Brief: Gather all lines with "this" from the records.

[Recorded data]

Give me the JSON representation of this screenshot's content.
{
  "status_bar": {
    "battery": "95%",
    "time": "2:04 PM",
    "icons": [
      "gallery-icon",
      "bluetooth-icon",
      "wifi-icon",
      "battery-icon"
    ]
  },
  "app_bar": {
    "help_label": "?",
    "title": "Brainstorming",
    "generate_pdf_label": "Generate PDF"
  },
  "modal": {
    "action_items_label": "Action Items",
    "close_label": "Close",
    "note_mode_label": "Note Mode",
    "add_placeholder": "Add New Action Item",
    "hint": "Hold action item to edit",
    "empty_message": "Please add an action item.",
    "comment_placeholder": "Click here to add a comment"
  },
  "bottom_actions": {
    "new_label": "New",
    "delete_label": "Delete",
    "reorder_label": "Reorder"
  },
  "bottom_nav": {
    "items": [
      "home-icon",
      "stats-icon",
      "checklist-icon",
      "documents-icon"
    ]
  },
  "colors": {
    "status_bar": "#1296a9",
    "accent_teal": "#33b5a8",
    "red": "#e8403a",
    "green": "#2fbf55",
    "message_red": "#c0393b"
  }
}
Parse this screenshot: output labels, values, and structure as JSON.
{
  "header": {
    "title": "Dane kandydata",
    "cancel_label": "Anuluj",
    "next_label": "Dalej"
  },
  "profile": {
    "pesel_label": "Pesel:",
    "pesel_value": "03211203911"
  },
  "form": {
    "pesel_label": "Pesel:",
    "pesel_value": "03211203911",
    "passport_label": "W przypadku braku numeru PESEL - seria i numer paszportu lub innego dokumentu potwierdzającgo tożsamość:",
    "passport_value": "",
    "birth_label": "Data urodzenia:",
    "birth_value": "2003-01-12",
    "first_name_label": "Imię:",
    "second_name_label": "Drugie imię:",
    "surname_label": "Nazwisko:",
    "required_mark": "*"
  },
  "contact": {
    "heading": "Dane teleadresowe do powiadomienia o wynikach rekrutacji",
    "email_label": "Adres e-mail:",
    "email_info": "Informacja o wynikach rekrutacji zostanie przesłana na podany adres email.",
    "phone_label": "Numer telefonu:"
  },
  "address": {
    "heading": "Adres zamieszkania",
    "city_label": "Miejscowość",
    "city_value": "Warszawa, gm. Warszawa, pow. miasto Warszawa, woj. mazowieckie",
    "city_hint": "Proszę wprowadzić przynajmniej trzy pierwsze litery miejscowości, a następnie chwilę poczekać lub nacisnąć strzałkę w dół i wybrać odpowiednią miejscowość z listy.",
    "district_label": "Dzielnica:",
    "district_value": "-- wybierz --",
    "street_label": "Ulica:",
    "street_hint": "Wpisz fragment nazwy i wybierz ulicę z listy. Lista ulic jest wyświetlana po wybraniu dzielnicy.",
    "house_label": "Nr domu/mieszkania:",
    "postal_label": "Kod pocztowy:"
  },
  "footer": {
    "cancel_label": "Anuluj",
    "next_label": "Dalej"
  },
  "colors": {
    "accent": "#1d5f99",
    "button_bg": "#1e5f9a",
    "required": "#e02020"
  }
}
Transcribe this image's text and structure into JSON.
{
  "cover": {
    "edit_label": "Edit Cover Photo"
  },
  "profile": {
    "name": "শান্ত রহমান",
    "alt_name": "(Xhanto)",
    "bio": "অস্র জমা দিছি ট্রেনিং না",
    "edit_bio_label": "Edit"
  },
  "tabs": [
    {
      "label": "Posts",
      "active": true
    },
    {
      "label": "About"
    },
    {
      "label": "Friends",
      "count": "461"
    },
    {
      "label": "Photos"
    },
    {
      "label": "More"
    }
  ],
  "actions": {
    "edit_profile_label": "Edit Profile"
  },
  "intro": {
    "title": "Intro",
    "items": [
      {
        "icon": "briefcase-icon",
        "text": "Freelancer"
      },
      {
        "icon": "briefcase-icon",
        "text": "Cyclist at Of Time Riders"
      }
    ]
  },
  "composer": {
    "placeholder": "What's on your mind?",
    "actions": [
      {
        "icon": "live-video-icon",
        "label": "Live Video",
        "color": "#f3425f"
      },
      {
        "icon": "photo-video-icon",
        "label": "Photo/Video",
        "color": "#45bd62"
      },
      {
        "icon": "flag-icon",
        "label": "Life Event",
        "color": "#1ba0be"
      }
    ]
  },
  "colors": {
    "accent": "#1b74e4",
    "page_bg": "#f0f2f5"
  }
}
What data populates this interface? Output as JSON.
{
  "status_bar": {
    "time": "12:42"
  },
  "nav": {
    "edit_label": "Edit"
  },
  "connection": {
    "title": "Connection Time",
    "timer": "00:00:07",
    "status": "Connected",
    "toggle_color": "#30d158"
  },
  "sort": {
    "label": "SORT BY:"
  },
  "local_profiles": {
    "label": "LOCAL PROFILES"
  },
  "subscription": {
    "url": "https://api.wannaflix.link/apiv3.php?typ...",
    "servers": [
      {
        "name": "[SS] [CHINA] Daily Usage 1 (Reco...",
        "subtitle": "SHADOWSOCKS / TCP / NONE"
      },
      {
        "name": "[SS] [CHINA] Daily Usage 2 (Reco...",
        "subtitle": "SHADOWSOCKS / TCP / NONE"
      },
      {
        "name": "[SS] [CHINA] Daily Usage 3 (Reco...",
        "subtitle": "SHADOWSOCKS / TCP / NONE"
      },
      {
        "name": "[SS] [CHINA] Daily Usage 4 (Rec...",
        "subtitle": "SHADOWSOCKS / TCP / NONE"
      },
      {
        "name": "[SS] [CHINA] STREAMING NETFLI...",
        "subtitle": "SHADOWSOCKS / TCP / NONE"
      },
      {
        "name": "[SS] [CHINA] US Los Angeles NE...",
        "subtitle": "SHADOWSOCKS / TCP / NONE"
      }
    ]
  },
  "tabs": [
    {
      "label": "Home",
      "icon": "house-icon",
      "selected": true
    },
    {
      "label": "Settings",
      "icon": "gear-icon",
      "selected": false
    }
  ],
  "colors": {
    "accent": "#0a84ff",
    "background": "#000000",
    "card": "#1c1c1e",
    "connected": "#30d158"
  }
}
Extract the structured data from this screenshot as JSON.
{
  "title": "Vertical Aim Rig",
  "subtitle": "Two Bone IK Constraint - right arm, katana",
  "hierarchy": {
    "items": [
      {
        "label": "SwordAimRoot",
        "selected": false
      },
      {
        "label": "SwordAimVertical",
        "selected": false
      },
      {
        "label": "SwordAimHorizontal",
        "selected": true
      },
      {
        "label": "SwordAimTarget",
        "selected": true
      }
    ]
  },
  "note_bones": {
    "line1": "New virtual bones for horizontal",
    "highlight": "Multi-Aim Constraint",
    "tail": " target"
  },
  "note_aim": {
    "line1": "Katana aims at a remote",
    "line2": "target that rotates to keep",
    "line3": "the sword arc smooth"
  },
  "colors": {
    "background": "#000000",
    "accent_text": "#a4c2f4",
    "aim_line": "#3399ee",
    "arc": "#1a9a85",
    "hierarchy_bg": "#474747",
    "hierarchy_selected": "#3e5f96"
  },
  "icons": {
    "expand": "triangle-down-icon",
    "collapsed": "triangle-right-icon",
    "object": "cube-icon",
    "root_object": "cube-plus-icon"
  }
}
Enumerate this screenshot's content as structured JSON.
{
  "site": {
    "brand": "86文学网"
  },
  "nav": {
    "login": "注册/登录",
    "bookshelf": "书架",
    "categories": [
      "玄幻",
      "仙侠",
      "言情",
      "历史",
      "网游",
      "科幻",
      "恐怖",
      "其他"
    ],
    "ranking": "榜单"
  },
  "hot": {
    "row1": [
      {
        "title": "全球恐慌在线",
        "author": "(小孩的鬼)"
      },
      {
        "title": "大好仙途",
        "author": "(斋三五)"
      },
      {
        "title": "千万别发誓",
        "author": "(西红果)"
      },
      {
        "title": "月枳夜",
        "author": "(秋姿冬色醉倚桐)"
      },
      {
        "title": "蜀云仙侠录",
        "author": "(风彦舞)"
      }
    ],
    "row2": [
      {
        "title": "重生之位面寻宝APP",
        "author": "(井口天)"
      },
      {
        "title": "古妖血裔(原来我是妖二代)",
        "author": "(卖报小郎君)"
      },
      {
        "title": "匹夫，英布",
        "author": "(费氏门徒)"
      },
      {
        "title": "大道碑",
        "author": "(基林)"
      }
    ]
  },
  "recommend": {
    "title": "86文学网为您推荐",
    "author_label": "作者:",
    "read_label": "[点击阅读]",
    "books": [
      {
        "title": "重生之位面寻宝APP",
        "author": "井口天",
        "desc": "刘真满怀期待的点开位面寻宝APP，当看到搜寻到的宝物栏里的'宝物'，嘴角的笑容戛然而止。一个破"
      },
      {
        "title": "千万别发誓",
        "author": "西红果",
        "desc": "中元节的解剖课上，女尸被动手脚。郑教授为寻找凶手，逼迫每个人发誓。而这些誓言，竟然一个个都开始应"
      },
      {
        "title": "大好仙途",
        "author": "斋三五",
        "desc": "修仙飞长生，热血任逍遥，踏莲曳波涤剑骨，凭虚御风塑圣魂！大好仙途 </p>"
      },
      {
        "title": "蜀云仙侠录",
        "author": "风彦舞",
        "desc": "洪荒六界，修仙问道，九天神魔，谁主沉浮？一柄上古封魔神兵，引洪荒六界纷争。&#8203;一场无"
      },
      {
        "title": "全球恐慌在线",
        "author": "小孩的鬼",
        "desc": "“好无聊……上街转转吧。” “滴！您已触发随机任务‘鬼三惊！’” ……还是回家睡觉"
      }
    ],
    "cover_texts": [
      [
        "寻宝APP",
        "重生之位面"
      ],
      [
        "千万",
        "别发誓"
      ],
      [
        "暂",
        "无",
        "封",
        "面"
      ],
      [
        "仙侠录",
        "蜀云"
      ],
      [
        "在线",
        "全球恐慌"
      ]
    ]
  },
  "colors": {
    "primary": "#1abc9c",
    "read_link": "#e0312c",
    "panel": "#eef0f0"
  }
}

Written solution:
Give me the JSON representation of this screenshot's content.
Parse this screenshot: output labels, values, and structure as JSON.
Transcribe this image's text and structure into JSON.
What data populates this interface? Output as JSON.
Extract the structured data from this screenshot as JSON.
Enumerate this screenshot's content as structured JSON.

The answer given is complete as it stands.